→ **Dataset entries**
- - - - - - -

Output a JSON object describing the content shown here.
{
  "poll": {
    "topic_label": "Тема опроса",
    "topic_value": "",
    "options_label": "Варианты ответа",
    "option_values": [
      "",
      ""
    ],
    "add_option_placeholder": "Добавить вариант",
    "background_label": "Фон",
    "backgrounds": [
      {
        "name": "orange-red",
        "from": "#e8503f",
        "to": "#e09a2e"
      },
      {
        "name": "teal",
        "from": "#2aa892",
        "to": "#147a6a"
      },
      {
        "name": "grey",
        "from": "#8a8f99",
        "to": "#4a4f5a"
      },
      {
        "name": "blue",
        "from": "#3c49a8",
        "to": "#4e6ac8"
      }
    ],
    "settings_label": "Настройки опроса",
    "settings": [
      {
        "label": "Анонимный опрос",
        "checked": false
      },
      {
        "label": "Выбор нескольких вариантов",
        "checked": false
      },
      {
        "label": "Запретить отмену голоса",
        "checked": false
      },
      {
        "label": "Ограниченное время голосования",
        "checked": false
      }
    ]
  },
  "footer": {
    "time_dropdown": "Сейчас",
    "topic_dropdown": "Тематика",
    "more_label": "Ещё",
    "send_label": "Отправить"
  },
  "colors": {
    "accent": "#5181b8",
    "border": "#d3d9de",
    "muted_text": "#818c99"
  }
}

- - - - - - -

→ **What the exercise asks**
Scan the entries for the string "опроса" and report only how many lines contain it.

→ **Answer**
2